%%

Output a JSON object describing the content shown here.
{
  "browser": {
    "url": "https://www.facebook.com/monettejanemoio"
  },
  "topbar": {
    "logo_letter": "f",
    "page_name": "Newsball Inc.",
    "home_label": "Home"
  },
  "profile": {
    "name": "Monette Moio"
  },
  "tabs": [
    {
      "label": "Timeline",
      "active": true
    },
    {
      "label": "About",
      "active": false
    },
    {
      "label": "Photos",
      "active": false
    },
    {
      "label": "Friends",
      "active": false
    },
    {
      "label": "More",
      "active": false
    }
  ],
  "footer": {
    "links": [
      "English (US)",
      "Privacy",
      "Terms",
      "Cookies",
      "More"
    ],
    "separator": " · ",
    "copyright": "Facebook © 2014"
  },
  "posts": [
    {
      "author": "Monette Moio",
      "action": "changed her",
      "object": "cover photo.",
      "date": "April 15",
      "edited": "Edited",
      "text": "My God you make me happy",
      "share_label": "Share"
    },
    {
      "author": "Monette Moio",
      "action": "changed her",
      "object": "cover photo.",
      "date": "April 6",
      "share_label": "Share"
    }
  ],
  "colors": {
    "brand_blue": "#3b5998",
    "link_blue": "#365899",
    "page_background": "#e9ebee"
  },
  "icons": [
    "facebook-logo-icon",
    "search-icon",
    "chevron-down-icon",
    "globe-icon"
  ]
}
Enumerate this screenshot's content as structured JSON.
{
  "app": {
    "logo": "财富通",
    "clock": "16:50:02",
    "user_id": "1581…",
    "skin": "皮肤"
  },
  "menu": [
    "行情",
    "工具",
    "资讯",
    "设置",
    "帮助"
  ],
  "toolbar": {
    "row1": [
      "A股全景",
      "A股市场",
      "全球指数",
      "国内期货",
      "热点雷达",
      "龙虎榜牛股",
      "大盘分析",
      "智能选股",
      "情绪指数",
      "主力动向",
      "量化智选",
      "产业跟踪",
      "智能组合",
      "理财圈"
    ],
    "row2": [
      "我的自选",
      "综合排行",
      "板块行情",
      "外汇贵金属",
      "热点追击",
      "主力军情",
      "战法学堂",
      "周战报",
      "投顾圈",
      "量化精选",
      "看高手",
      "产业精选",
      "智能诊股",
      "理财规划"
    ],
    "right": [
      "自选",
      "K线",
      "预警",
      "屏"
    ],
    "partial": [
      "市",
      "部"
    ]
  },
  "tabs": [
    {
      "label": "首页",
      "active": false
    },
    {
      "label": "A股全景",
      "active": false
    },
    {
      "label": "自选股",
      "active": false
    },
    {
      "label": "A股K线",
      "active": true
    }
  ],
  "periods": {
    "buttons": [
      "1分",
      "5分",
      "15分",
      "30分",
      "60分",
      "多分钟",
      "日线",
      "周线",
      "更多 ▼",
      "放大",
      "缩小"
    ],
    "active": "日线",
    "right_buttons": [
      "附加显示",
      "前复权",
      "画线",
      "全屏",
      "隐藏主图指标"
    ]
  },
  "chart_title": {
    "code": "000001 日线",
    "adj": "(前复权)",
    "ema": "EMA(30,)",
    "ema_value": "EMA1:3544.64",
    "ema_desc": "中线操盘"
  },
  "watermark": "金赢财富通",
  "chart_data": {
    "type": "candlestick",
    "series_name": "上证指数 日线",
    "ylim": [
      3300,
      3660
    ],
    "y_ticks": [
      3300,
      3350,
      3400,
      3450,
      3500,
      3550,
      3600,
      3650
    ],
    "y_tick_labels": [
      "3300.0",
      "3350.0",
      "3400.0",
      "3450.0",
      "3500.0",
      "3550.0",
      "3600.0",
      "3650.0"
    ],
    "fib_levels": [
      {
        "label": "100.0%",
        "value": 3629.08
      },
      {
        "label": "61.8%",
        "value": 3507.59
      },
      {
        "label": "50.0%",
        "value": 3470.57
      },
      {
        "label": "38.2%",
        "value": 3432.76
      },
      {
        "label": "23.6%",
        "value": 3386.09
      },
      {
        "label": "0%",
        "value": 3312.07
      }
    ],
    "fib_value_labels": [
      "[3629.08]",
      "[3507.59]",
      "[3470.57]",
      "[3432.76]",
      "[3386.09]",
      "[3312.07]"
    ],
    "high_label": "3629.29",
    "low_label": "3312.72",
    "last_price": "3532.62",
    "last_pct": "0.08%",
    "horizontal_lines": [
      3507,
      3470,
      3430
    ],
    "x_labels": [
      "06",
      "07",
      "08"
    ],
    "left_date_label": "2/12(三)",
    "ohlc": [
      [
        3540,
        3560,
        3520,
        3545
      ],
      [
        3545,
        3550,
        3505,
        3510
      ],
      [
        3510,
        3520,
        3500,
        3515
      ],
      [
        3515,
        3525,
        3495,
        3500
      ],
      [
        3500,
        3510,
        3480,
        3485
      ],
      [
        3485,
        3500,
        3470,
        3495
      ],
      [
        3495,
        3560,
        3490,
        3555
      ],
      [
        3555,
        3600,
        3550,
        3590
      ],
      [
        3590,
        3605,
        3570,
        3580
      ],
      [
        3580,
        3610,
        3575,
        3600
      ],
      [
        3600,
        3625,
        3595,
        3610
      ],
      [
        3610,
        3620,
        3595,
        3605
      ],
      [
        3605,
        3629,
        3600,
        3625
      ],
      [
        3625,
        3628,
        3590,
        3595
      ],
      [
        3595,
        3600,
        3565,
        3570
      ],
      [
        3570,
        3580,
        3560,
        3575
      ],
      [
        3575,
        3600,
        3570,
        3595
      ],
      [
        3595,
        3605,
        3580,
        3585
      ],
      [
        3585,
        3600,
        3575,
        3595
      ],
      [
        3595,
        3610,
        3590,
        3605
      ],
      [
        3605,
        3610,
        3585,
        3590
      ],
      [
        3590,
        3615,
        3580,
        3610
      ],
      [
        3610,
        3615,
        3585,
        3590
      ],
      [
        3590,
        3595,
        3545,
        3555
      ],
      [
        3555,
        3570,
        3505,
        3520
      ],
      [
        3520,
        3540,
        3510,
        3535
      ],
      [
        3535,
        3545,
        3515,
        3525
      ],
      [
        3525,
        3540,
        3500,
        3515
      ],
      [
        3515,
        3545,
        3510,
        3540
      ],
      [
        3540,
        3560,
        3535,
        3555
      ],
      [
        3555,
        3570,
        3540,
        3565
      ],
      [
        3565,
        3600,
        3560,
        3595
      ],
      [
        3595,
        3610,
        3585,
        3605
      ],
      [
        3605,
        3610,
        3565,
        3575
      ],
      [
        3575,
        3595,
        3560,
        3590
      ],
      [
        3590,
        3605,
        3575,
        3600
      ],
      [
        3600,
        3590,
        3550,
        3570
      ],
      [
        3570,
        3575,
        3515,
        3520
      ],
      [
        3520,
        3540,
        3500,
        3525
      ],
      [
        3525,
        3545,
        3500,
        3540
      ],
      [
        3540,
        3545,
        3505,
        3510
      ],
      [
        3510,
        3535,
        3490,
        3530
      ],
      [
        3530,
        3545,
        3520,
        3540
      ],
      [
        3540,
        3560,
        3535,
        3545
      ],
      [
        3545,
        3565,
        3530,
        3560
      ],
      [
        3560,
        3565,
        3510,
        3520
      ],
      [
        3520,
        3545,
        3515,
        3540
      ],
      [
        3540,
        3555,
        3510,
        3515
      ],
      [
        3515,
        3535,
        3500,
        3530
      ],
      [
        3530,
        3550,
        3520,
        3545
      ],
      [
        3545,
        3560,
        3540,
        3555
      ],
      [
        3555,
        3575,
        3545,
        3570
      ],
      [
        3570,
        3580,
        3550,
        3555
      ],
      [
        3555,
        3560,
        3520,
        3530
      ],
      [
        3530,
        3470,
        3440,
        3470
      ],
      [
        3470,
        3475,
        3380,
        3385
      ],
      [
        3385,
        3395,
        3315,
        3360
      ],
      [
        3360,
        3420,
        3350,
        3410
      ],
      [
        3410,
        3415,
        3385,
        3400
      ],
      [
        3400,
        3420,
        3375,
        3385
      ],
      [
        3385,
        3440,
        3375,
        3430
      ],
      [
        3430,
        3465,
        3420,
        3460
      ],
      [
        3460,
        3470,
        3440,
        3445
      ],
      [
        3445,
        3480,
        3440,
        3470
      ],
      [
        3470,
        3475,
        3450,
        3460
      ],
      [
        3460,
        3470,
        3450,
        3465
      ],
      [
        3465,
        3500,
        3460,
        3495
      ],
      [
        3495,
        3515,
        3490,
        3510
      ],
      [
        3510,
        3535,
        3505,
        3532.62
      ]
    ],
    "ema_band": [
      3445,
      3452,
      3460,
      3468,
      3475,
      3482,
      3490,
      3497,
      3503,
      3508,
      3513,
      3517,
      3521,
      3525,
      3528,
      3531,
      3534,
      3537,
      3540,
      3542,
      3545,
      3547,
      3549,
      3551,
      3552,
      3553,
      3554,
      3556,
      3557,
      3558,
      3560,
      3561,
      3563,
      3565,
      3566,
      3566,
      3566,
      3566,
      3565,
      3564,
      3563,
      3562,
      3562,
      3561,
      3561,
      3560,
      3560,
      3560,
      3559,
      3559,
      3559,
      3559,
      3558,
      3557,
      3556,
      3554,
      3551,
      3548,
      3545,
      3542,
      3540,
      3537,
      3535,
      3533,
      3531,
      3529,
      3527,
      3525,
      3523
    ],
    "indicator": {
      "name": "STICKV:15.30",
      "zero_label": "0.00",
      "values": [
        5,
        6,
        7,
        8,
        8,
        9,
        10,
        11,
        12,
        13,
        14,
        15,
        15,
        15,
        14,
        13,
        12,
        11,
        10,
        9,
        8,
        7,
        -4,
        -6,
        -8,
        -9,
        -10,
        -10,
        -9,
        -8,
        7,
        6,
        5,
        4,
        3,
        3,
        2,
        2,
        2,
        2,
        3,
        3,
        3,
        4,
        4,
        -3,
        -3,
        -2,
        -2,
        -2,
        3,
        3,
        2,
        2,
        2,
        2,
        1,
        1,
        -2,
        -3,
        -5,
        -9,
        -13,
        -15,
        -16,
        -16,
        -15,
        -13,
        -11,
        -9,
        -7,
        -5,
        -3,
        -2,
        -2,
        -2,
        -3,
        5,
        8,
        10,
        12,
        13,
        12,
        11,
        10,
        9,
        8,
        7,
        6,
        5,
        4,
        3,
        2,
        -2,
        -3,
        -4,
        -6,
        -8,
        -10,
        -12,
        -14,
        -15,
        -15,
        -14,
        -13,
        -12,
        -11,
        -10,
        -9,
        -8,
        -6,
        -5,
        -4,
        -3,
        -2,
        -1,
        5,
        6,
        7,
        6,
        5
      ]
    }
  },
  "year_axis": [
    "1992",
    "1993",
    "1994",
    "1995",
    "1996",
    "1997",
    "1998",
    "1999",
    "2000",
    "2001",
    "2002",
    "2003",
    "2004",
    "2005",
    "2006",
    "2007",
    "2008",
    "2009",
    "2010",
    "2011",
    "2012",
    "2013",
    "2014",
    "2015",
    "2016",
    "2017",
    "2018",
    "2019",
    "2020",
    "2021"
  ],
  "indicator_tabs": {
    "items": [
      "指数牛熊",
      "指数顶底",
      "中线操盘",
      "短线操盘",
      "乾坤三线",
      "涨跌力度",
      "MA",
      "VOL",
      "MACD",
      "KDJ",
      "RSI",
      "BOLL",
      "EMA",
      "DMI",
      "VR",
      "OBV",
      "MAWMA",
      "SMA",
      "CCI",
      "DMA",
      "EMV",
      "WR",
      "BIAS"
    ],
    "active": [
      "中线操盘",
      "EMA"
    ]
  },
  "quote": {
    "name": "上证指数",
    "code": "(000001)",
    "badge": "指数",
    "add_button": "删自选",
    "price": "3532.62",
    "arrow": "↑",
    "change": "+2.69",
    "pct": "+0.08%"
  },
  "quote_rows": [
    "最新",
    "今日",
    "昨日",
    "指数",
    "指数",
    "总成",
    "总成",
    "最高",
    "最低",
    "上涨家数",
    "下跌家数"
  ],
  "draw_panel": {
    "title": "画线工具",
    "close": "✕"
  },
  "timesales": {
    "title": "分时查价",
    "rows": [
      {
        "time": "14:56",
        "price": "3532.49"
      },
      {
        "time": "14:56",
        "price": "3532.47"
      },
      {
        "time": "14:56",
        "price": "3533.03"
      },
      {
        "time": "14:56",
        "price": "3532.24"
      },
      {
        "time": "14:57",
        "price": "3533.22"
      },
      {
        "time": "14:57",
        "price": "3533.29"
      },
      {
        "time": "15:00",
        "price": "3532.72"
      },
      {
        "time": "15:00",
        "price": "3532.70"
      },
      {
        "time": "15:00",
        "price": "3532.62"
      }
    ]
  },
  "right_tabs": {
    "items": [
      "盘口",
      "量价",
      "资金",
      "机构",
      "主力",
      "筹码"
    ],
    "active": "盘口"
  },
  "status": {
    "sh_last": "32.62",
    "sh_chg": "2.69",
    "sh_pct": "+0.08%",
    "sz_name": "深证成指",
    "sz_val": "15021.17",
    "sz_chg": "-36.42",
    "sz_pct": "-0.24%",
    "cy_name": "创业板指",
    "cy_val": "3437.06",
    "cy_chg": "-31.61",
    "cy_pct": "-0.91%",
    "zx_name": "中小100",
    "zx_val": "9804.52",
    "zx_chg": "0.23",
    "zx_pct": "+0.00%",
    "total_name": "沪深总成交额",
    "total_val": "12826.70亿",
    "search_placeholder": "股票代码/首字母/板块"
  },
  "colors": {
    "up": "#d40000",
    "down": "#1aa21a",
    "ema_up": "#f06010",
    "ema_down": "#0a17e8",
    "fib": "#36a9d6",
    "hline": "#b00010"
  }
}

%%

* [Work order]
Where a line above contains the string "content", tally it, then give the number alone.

* [Output of the task]
2